Martin and his team identified problems that went back to 1997, when the African and Afro American Studies Department became a stand-alone department, whereas before it was two separate curriculum tracks.
An internal investigation covered the period between summer 2007 and summer 2011 and found that 54 courses were determined to be aberrant or irregularly taught. The Martin investigation found 216 courses with “proven or potential anomalies” and 454 suspected unauthorized grade changes – a much more extensive tally of problem courses and actions.
The irregular courses were those in which the instructor of record disclaims responsibility for the course, and those in which purported lecture courses were in fact “term-paper courses” with no lecture component and grades issued for a single term paper. Additionally, eight professors had their names signed to rolls without their consent and grade changes were made without their authorization.
As the previous report did, the Martin report blamed former department chairman Julius Nyang’oro and former department assistant Debbie Crowder for the scandal.
An independent review and other actions are forthcoming.
It is unclear the extent to which any university investigators have tried to contact Nyang’oro or Crowder to learn what they can from them; Martin offered little detail other than saying attempts were made. That is disturbing.

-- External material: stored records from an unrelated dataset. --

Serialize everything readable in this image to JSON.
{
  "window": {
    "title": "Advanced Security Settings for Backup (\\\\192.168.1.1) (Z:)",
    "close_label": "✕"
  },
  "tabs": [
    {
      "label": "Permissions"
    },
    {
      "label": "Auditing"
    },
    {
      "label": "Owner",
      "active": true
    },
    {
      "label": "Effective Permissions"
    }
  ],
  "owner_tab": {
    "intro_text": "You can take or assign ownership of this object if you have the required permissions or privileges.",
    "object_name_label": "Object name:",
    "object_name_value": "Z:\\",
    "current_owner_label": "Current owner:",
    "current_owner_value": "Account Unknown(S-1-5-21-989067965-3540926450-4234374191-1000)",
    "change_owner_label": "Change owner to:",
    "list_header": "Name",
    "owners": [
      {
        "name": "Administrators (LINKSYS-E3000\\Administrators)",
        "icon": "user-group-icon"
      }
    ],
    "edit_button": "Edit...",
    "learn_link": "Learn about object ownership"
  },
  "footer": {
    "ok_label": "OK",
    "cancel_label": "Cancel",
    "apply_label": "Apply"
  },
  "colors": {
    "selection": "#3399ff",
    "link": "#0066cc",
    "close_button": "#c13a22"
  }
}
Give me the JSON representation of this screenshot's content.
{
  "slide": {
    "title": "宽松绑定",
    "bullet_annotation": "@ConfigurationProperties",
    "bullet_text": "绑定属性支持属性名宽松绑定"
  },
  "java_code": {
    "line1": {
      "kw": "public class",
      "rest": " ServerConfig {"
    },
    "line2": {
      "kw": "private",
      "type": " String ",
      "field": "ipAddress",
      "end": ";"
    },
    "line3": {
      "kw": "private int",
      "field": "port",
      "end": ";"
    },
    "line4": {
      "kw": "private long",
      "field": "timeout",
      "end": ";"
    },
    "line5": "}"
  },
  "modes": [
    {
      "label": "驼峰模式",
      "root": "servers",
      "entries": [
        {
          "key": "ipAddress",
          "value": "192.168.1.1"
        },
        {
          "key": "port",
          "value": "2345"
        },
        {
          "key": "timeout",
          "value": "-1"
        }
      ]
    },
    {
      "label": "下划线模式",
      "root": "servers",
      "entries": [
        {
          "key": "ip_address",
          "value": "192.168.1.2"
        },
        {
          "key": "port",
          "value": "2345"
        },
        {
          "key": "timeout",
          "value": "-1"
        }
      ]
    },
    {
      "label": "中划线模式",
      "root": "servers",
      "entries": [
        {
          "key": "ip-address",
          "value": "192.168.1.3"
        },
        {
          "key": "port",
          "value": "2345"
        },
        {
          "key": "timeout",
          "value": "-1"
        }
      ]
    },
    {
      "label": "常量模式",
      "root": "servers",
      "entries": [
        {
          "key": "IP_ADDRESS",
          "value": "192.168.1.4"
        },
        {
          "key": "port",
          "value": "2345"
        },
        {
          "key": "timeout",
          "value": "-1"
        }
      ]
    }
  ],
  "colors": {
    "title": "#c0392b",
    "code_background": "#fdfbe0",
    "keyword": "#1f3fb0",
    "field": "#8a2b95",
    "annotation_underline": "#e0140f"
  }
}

It is also strange that Martin, in discussing the investigation, labeled it an academic scandal, and not an athletic scandal, when 30 percent of the students in the suspect courses were athletes at UNC. Multiple published reports have indicated that athletes benefited disproportionately from these lax academic offerings.
A possible motive, according to the Martin report, was to beef up enrollment of African and Afro American Studies Department courses in order to increase faculty numbers there. We deserve to know more about the why in this case. The what and how is important as well, and this report is a needed step forward in those areas.